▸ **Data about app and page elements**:
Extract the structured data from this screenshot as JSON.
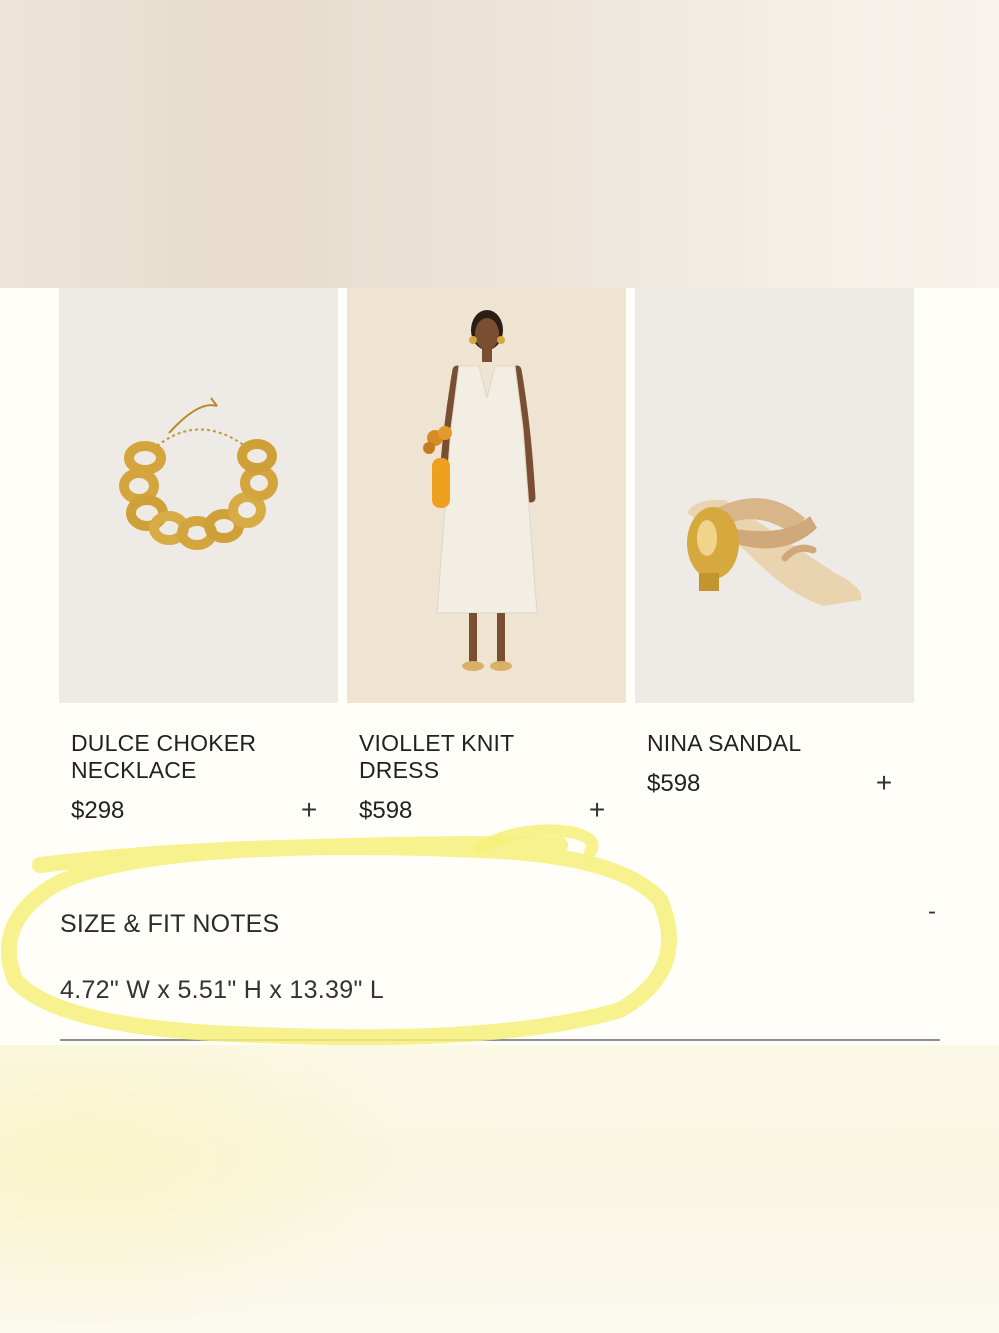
{
  "products": [
    {
      "name": "DULCE CHOKER NECKLACE",
      "price": "$298",
      "add_label": "+",
      "image_icon": "gold-chain-necklace"
    },
    {
      "name": "VIOLLET KNIT DRESS",
      "price": "$598",
      "add_label": "+",
      "image_icon": "white-knit-dress-model"
    },
    {
      "name": "NINA SANDAL",
      "price": "$598",
      "add_label": "+",
      "image_icon": "tan-sandal"
    }
  ],
  "size_fit": {
    "title": "SIZE & FIT NOTES",
    "toggle_label": "-",
    "dimensions": "4.72\" W x 5.51\" H x 13.39\" L"
  },
  "colors": {
    "background": "#fffef8",
    "image_bg": "#eeebe6",
    "highlight": "#f6f07a",
    "gold": "#d6a93f"
  }
}
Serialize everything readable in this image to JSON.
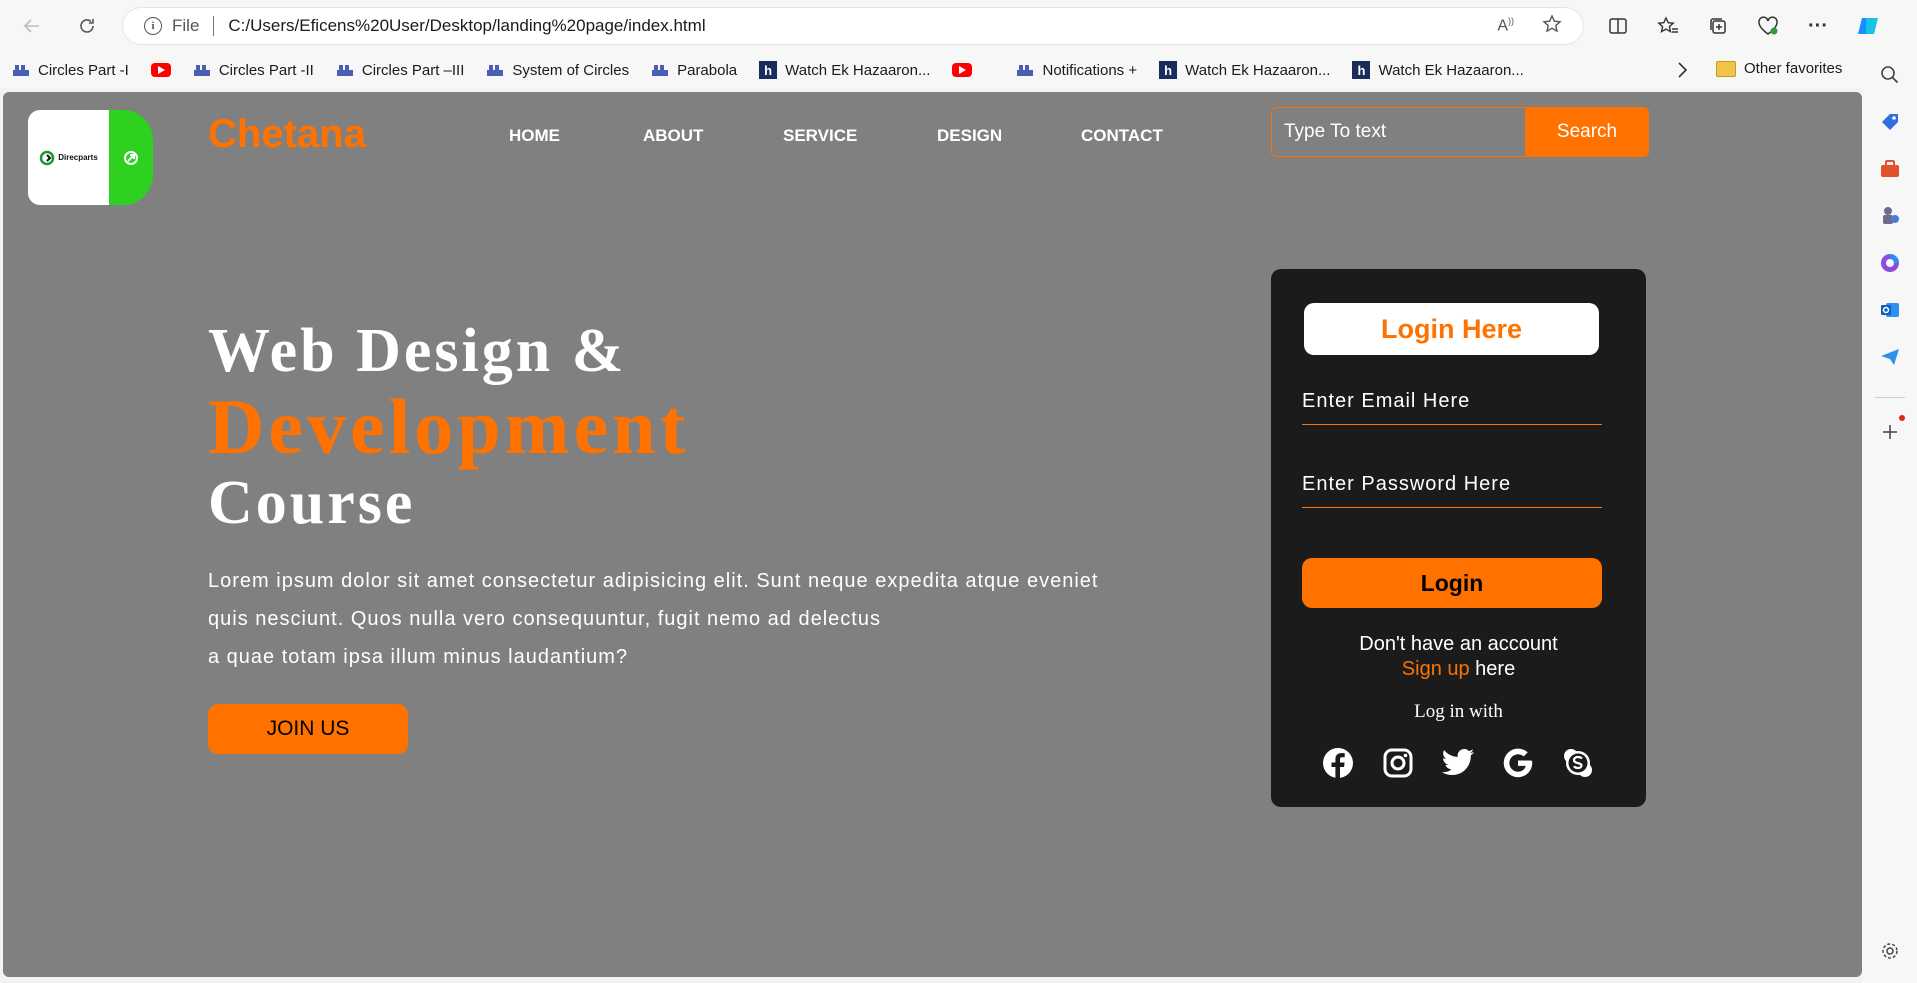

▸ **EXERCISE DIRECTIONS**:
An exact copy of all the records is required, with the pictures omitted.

▸ **WORKED SOLUTION**:
Extract the structured data from this screenshot as JSON.
{
  "products": [
    {
      "name": "DULCE CHOKER NECKLACE",
      "price": "$298",
      "add_label": "+",
      "image_icon": "gold-chain-necklace"
    },
    {
      "name": "VIOLLET KNIT DRESS",
      "price": "$598",
      "add_label": "+",
      "image_icon": "white-knit-dress-model"
    },
    {
      "name": "NINA SANDAL",
      "price": "$598",
      "add_label": "+",
      "image_icon": "tan-sandal"
    }
  ],
  "size_fit": {
    "title": "SIZE & FIT NOTES",
    "toggle_label": "-",
    "dimensions": "4.72\" W x 5.51\" H x 13.39\" L"
  },
  "colors": {
    "background": "#fffef8",
    "image_bg": "#eeebe6",
    "highlight": "#f6f07a",
    "gold": "#d6a93f"
  }
}
Serialize everything readable in this image to JSON.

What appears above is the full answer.